I shudder at the organization required to keep one going from week to week with guests, etc. In fact, I find Twitterchats to be more involved than weekly podcasts but quite interactive…I can’t wait to do an EduVoxerChat that moves twitter contributions into audio!
In planning our Twitterchat, Diana Benner and I setup a GoogleDoc, then asked our guests to map out their responses to the 7 questions. This enabled them to kick out their initial response and then interact with the other participants.
Part of the tips I offered them included the following, 5 Tips to Stay Sane During a TwitterChat. I’m going to separate that offering out of my blog entry about the #edtechcoach Twitter chat in case others might find it helpful.
5 TIPS FOR STAYING SANE IN A TWITTERCHAT
There are great instructions on how to participate in a Twitter Chat. Here are 5 tips highlighting what *I* do to stay sane during a Twitter Chat!
Tip #1: Use TweetDeck to keep up with a Twitter chat.
Here is what my TweetDeck looks like (all you need to get started, by the way, is a Twitter account):
Notice that one of the columns–which you can add by clicking on the + symbol on the far left side of the screen–is search results for #edtechcoach, the hashtag for following the Twitter chat.
Tip #2: Add the hashtag #edtechcoach to every tweet you post.
By adding the Twitter Chat hashtag to each entry, your tweet will become a part of the conversation.
Tip #3: Include the labels appropriate to the question you are responding to.
Since it’s easy to “fall behind” in a Twitter chat because of the responses, you can always post your responses to a Twitter chat question by including “A1” or “A2” depending on what question you are responding to.
Tip #4: Star or “Favorite” Contributions that you want to respond to or keep for the future.
There are so many great ideas and tips shared during Twitterchats! You’ll want to be able to come back to them later. As you can see in the screenshot above of my Tweetdeck, one of my columns includes my Favorites. When I click on the “star” icon on a tweet that I like or need to respond to, it’s added to my growing list of favorites. After I’ve responded to it, I can “remove” the favorite by clicking the star a second time. This has worked exceedingly well for me and keeps me focused.
Extra Tip: For advanced users, you can actually have your favorite tweets get automatically sent via IFTTT.com to a destination of your choice (for example, mine go to Evernote).
Tip #5: Add followers.

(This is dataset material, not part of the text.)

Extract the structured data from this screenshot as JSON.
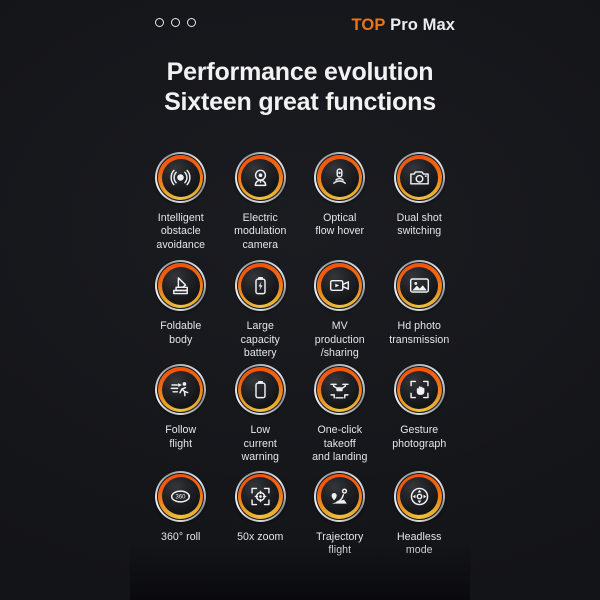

While you may not need to add all the new folks you meet in a Twitter chat to your followers, if you know what kind of person you want to have in your Professional Learning Network, then you can more easily add them. For example, here are the criteria I use to add people from Twitterchats to my PLN (that is, I follow them on Twitter):
- Tweet is original and education-focused (or, in this case, coaching focused)
- The person’s twitter account is developed (e.g. no “egghead” icons, significant followers, well thought-out description)
- Person doesn’t tweet about unrelated subjects (e.g. sports) ad nauseum.
- The tweets are fit to appear in an academic setting (e.g. no cursing, obscenities, etc.).
Finally, as shown above, don’t be afraid to BLOCK/MUTE people who “crash a Twitter chat.” It’s quite easy to do, takes only an instant. I find that I block/mute people regularly (3-5 per day) who may just be in it to seize the PR moment in the worst possible way.